Countdown to Blue-White / 3 Days: How Will Penn State Replace Michael Zordich at Fullback?
For the first time in several seasons, Penn State will enter the 2013 campaign without an established fullback on the roster.
Joe Suhey and Michael Zordich overlapped for three years from 2009-2011, forming a nice tandem. Zordich took care of much of the dirty work when it came to blocking and short-yardage situations while Suhey served as a solid receiver out of the backfield, providing a safety valve for Daryll Clark, Matt McGloin, and Rob Bolden on passing plays.
When Suhey graduated following the 2011 season, Zordich emerged as both a presence on the field and a leader off it. The fullback was one of the most vocal players in the days following July’s sanctions and is credited as one of the seniors that helped Bill O’Brien keep the 2012 team intact when players had the ability to transfer to any program that expressed interest.
Zordich was more than just an emotional voice, of course. The increased playing time led to him posting career highs in carries (80), rushing yards (296), receptions (15), receiving yards (152), and touchdowns (4). Before Zach Zwinak was discovered, Zordich stepped up against Navy to lead the Nittany Lions in rushing yards with Bill Belton and Derek Day both missing the contest due to injury.
Zordich would never again finish a game as the team’s leading rusher but was responsible for 14 first downs over the course of the season and only lost yards on six attempts. On top of the first downs, he converted a key two-point conversion during the fourth quarter comeback against Northwestern and helped seal the victory a few minutes later with a 25-yard scamper followed by a 3-yard touchdown run.
O’Brien often grouped Zordich in with a set of players who knew their jobs — a group who was not on the field for every play and sometimes were asked to help out on special teams but always contributed.
“They went in there and they accepted their role on special teams,” said O’Brien at the midpoint of last season. “Maybe they started some games, they backed up other games, but at the end of the day, they helped the team win.”
As the page turns to 2013 and Zordich sets his sights on an NFL career, the Nittany Lions face uncertainly at his old position.

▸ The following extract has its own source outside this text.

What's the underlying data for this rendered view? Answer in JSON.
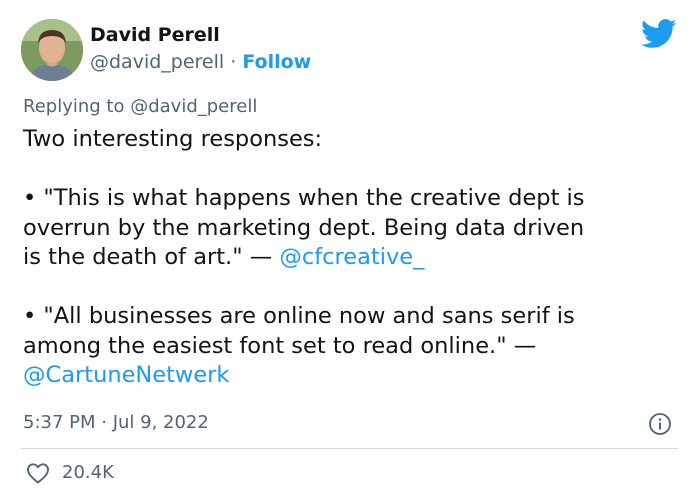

The official roster lists three fullbacks, with little game action and zero recorded statistics between the trio. Center Ty Howle said during a media availability period last week that redshirt senior Pat Zerbe is taking snaps at the position this spring. Zerbe tore his ACL before the 2011 season. He returned last season but received minimal game action.

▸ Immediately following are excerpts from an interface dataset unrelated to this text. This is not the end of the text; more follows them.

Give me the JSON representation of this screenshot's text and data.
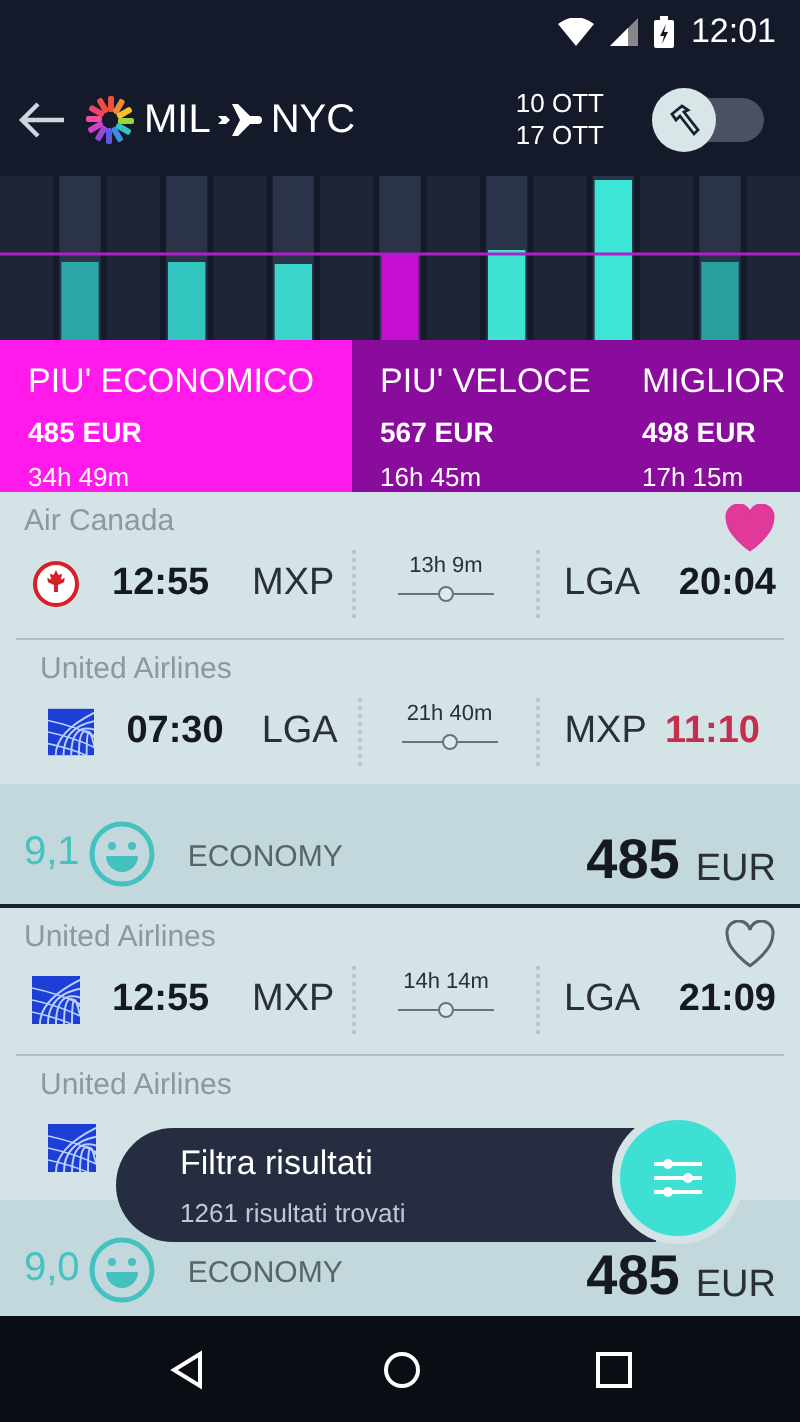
{
  "status_bar": {
    "time": "12:01"
  },
  "header": {
    "from": "MIL",
    "to": "NYC",
    "dates": [
      "10 OTT",
      "17 OTT"
    ],
    "toggle": {
      "on": false
    }
  },
  "tabs": [
    {
      "title": "PIU' ECONOMICO",
      "price": "485 EUR",
      "duration": "34h 49m",
      "selected": true
    },
    {
      "title": "PIU' VELOCE",
      "price": "567 EUR",
      "duration": "16h 45m",
      "selected": false
    },
    {
      "title": "MIGLIOR",
      "price": "498 EUR",
      "duration": "17h 15m",
      "selected": false
    }
  ],
  "results": [
    {
      "favorite": true,
      "legs": [
        {
          "airline": "Air Canada",
          "kind": "maple",
          "dep_time": "12:55",
          "dep_airport": "MXP",
          "duration": "13h 9m",
          "arr_airport": "LGA",
          "arr_time": "20:04",
          "next_day": false
        },
        {
          "airline": "United Airlines",
          "kind": "globe",
          "dep_time": "07:30",
          "dep_airport": "LGA",
          "duration": "21h 40m",
          "arr_airport": "MXP",
          "arr_time": "11:10",
          "next_day": true
        }
      ],
      "score": "9,1",
      "cabin": "ECONOMY",
      "price": "485",
      "currency": "EUR"
    },
    {
      "favorite": false,
      "legs": [
        {
          "airline": "United Airlines",
          "kind": "globe",
          "dep_time": "12:55",
          "dep_airport": "MXP",
          "duration": "14h 14m",
          "arr_airport": "LGA",
          "arr_time": "21:09",
          "next_day": false
        },
        {
          "airline": "United Airlines",
          "kind": "globe"
        }
      ],
      "score": "9,0",
      "cabin": "ECONOMY",
      "price": "485",
      "currency": "EUR"
    }
  ],
  "toast": {
    "title": "Filtra risultati",
    "subtitle": "1261 risultati trovati"
  }
}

In addition to Zerbe, there is Jack Haffner, a redshirt freshman from State College Area High School, and another redshirt freshman Dominic Salomone.
Given O’Brien’s affection for running some complex packages including two tight-end sets, a fullback is not necessarily essential to his offense, but he could have a few creative options. The first one comes in the form of Zwinak. The bruising running back is built like a fullback — the same height and weight as Zordich — and O’Brien could line him up there when Belton or Akeel Lynch is in the backfield to give defenses something else to think about.
The other is Jesse James. By position, he is listed as a tight end but was moved all over the field last season. The first play that jumps out comes in the second quarter of the game at Nebraska. With Zwinak at running back, James lines up as a fullback (3:11 mark of the video) where he runs a short 5-yard pattern and walks 8 more yards into the end zone for a touchdown. The second example occurs in the season finale against Wisconsin. In arguably the most important play of the season, O’Brien lines James up as a slot receiver (3:08 mark of the video) facing a crucial 4th and 6 early in the fourth quarter. James gets open down the field, scoring a 41-yard touchdown and giving the Nittany Lions the lead after trailing most of the game.
There is a bit of precedent here from O’Brien. During a 2012 playoff run, the then New England Patriots offensive coordinator would sometimes set up Pro Bowl tight end Aaron Hernandez at the fullback position. It worked so well against the Denver Broncos that Hernandez broke off a 43-yard run on the game’s opening drive and finished as the Patriots leading rusher with 61 yards on the ground.
Zwinak and James are not about to change positions and become the next Zordich, but they give O’Brien two more pieces to mix and match with at times. Overall, O’Brien has not been talked about this issue much, and it has not come up in any formal press conference.
The issue is not an overly pressing one, and it likely will not be the deciding factor in a game this upcoming season, but it is a question for O’Brien to ponder. Penn State fans will have to wait until the fall to find the answer, but a glimpse could be provided on Saturday.
This is the 31st in a 33-day series about Penn State football program leading up to the Blue-White Game on April 20. Click here for past installments in the series.